*** 1/2 Stars
Breaking barriers with beautiful minds and the ‘right stuff.’
Short Take: A feel-good, populist historical drama about three African American women who worked as “computers” for NASA in the early days of space program. The film will remind you of how far we’ve come, how far we have to go, and leave you wondering why you’ve never heard of these women until now.
REEL TAKE: When former astronaut Senator John Glenn passed a few weeks ago at the age of 95, there was a collective outpouring of respect and tributes of universally shared affection for this American hero. But very few people know about the team that got him back and forth from orbit safely. And fewer still know the [until now] untold story of three brilliant black women whose contributions were vital to the success of the Mercury project.
The crowd pleasing story of these women is one that crosses more than just racial boundaries. It’s an affirmation for every bespectacled little girl with her nose buried in a book or her eyes to the sky. Hidden Figures focuses on the journeys and the work of physicist Katherine G. Johnson (Taraji P. Henson), computer programmer Dorothy Vaughan (Octavia Spencer), and engineer Mary Jackson (Janelle Monae) at NASA’s Langley Research Station in Virginia in 1961 (a similar time frame and location to the recent film Loving – but with a very different trajectory). Being educated, professional women in a man’s profession is tough enough, but factor in that they also happen to be black and they’ve got double the hurdles.
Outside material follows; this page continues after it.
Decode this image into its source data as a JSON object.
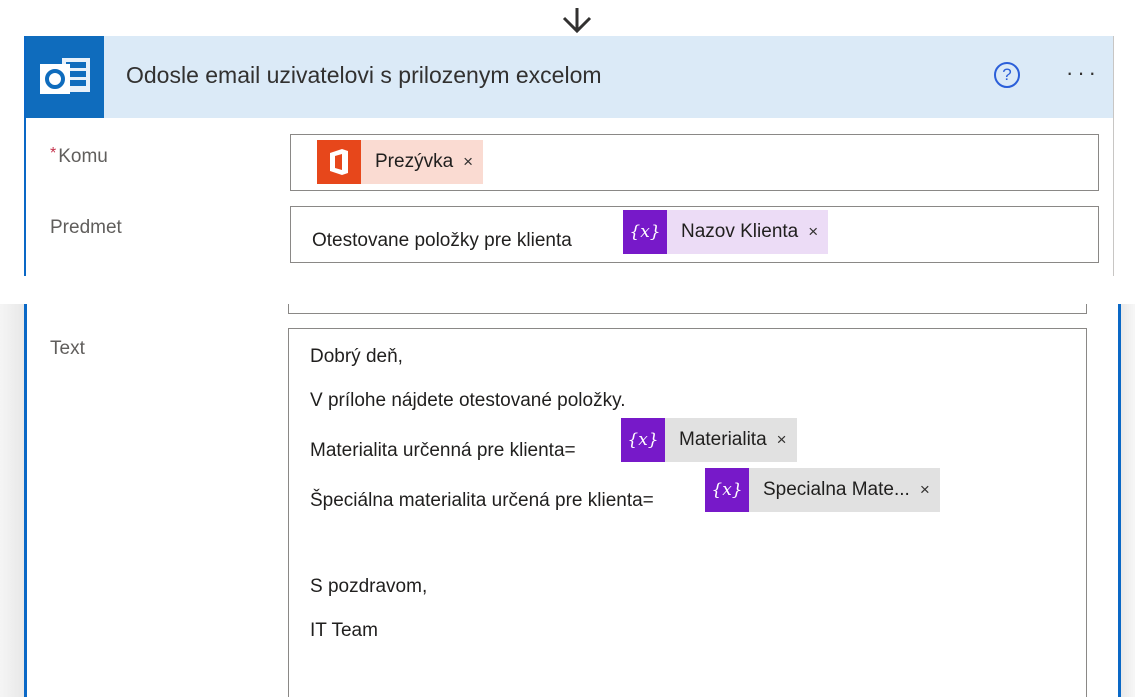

The three work as “computers” for NASA, “colored computers” to be exact. Katherine, the most gifted mathematician of our beautiful minds, is sent to work for Al Harrison (Kevin Costner) and the team doing the calculations for Glenn’s orbital mission. Mary is assigned to work on the capsule engineering team, and Dorothy serves as the manager of the “computers”, but without the title or compensation. As each woman faces racial injustice in the course of their jobs, the film is deliberately manipulative, but it’s also where it shines.
Second time director Theordore Melfi (who directed Bill Murray and Melissa McCarthy in St. Vincent a couple of years ago) brilliantly illustrates the absurdity of racism. The irony of the fact that we could trust “colored computers” with life or death calculations in order to gain the upper hand on the Russians in the space race, but couldn’t share our coffee pot or use the same rest room as these ladies is case in point. The restroom situation leads to one of the film’s cheesiest, but best delivered, lines when Katherine’s boss (Kevin Costner) eliminates segregated bathrooms at NASA for the benefit of the space program.
Henson, Spencer and Monae excel in their roles. I imagine that they were surprised to learn the stories of these impressive women as well and were honored to portray them. Costner, whose character is an amalgam of three different men on the NASA team, could do this performance in his sleep, but that’s no discredit; it’s just a character well within his wheelhouse. Newcomer Glen Powell’s sparkle made his small part as John Glenn stand out.
What Johnson, Vaughan and Jackson did was groundbreaking but the film is not. Everything tracks predictably, most of the characters are not particularly fleshed out, and the aesthetic depiction of 1961 is just a little too perfect. But make no mistake; you will cheer for this feel-good film. Katherine G. Johnson, Dorothy Vaughan, and Mary Jackson are hidden figures no more.
Rated PG for thematic elements and some language.
Review by Michelle Keenan